“Starting with a biologic can help avoid this, so the ability to minimize steroid use is a major achievement,” says Onel. “Previously, treating systemic JIA required the use of high-dose steroids, and many children suffered the consequences,” including the aforementioned bone and growth problems.
Medication innovations such as biologics are genetically engineered to work in a more targeted way. They differ from conventional treatments that are created chemically. The past 25 years have seen major advances in biologics that have helped improve the lives of people living with JIA, note researchers in a study published in 2020 in Rheumatology. In particular, biologics have helped reduce the need for orthopedic surgery and have lowered the rates of uveitis, a type of eye inflammation experienced by JIA patients.
Once the disease is considered inactive in those with systemic JIA, their providers should work with them to taper off the medications.
Nondrug Treatments Help JIA Too
The second set of ACR guidelines addresses nondrug treatments for those living with all forms of JIA. These include sessions of physical therapy (PT) and occupational therapy as needed; a “healthy, well-balanced, age-appropriate diet”; lab tests at the start of and during the course of medications to treat JIA; and being up-to-date on all recommended vaccinations. Since DMARDs affect the immune system, there are specific instructions for people whose immune systems are suppressed, as well as recommendations for those who are not on immunotherapy and who are not immunized. In short, all people with JIA and the people they live with should be fully vaccinated to prevent the transmission of illnesses such as COVID-19 and the flu.
“I firmly believe that preventive wellness measures and lifestyle changes are extremely important for being able to thrive with JIA — and just for overall health and well-being in general,” says Boynes-Shuck, who cited physical therapy (PT), occupational therapy (OT), psychotherapy and counseling, nutrition, sleep, immunizations, exercise, mindfulness, and a good support network as key components.
The updated ACR guidelines will help providers work with people living with JIA and their caregivers to live healthier lives with the condition, Onel says.

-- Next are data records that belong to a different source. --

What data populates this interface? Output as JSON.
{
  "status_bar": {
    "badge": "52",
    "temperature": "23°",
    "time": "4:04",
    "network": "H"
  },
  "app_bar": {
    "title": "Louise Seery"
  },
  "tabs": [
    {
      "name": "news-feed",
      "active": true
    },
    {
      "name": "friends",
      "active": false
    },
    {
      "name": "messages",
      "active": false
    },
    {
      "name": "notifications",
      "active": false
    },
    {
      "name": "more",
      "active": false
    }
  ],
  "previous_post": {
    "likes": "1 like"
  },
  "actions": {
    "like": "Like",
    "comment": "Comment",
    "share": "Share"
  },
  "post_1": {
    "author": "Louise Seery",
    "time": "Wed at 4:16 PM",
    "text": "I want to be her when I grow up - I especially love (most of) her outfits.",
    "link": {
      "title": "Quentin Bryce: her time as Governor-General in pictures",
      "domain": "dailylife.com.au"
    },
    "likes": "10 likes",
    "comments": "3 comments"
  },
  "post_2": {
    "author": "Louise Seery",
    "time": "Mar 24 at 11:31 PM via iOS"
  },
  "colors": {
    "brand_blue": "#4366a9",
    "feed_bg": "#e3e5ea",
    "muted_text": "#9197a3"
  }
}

“There are real children and real families whose lives will be affected by our recommendations,” says Onel. “We very much hope that these dialogues will help us make a bright future for children with JIA.